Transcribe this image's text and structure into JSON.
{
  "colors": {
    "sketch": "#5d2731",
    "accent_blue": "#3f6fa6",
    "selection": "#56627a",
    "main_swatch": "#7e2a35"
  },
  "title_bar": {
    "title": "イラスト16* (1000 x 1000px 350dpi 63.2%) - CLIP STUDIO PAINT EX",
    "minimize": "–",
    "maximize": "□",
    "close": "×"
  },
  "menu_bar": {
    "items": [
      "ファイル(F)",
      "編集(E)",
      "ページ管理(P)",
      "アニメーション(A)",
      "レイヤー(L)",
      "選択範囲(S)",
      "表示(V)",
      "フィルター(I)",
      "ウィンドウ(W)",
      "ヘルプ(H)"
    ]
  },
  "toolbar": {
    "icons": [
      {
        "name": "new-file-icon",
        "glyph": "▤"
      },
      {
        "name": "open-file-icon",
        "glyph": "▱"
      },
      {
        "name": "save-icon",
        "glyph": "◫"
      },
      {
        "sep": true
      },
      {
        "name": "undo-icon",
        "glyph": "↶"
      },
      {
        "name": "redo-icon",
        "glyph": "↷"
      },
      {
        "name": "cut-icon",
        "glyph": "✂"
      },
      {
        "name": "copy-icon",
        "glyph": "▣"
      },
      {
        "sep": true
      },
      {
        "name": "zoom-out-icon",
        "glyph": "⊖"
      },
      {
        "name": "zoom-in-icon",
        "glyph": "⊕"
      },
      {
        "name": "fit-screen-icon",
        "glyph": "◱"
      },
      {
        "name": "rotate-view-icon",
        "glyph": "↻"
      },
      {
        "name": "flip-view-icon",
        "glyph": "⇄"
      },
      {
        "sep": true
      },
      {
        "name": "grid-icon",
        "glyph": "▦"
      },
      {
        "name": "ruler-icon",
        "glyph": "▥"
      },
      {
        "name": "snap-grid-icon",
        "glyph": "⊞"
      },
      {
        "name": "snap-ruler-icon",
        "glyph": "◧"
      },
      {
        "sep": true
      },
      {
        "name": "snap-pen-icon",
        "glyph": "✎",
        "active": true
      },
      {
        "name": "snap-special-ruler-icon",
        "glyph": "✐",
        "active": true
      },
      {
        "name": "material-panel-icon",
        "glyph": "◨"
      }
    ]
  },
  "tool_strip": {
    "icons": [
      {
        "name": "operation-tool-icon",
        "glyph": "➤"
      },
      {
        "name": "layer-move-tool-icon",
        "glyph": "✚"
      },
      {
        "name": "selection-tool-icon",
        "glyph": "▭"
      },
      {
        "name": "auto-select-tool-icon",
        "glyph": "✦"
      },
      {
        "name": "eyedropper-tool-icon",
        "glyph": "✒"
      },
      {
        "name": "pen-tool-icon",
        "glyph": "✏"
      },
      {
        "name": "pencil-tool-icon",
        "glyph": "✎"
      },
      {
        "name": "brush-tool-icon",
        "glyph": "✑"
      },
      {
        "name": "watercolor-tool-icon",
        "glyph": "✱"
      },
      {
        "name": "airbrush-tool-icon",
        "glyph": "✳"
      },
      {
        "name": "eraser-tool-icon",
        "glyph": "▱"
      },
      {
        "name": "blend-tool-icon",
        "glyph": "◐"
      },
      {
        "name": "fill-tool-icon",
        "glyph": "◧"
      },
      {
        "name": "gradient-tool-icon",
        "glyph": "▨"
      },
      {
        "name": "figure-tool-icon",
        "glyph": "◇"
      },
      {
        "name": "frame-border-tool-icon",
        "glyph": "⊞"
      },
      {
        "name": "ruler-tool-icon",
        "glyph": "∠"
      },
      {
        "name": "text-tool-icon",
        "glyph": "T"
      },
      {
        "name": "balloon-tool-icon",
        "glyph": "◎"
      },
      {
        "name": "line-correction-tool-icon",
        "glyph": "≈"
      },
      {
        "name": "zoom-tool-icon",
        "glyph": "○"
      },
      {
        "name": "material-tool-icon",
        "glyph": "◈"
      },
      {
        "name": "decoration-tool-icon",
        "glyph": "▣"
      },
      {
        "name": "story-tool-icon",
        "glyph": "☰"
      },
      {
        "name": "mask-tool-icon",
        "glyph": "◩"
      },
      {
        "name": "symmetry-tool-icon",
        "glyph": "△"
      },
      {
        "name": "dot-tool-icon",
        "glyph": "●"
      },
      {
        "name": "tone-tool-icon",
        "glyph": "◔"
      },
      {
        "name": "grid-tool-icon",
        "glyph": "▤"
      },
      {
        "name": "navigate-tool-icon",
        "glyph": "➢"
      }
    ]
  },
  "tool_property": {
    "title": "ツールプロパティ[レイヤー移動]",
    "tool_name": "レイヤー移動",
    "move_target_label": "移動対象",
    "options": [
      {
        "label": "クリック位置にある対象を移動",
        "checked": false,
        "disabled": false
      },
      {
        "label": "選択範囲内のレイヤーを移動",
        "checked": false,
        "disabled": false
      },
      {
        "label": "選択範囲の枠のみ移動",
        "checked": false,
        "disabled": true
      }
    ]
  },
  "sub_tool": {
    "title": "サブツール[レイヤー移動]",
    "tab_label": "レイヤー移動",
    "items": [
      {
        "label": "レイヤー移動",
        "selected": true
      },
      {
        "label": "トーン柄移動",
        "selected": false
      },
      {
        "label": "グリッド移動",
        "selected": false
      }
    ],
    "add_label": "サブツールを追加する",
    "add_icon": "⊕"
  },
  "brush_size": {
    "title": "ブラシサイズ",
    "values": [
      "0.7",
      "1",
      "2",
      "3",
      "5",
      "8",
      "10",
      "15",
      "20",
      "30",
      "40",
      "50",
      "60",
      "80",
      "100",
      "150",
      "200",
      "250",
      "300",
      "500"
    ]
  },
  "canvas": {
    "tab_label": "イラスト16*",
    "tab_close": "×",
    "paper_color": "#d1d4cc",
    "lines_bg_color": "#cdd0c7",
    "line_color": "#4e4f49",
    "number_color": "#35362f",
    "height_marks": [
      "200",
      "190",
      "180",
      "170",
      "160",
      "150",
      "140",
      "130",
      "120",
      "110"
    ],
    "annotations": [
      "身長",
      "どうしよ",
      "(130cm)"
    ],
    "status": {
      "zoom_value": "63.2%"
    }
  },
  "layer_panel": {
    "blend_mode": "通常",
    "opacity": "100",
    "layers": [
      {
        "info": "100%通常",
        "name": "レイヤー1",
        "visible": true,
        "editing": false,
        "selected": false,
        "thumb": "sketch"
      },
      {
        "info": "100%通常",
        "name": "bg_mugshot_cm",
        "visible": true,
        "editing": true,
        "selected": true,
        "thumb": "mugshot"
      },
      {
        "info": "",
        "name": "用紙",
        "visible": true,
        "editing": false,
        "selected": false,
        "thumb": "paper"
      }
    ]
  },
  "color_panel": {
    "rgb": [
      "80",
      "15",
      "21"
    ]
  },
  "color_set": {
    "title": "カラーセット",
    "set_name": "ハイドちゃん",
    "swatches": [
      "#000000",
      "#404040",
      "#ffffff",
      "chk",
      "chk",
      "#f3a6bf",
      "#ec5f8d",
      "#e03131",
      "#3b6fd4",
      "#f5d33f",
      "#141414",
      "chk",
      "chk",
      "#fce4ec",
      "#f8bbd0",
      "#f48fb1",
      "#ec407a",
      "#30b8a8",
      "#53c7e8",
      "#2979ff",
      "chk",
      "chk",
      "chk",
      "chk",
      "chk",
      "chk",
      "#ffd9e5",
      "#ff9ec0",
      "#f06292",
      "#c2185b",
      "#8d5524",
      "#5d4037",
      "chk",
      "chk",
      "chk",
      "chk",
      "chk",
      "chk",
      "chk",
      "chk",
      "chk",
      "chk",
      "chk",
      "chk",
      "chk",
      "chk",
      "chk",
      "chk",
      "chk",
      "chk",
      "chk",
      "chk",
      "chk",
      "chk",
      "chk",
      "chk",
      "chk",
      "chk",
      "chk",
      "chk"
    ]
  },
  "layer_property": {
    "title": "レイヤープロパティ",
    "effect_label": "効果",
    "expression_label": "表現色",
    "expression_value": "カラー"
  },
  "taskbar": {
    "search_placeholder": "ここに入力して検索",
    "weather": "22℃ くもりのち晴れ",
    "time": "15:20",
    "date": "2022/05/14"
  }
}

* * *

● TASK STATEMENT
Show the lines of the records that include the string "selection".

● OUTPUT FOR THIS TASK
    "selection": "#56627a",
        "name": "selection-tool-icon",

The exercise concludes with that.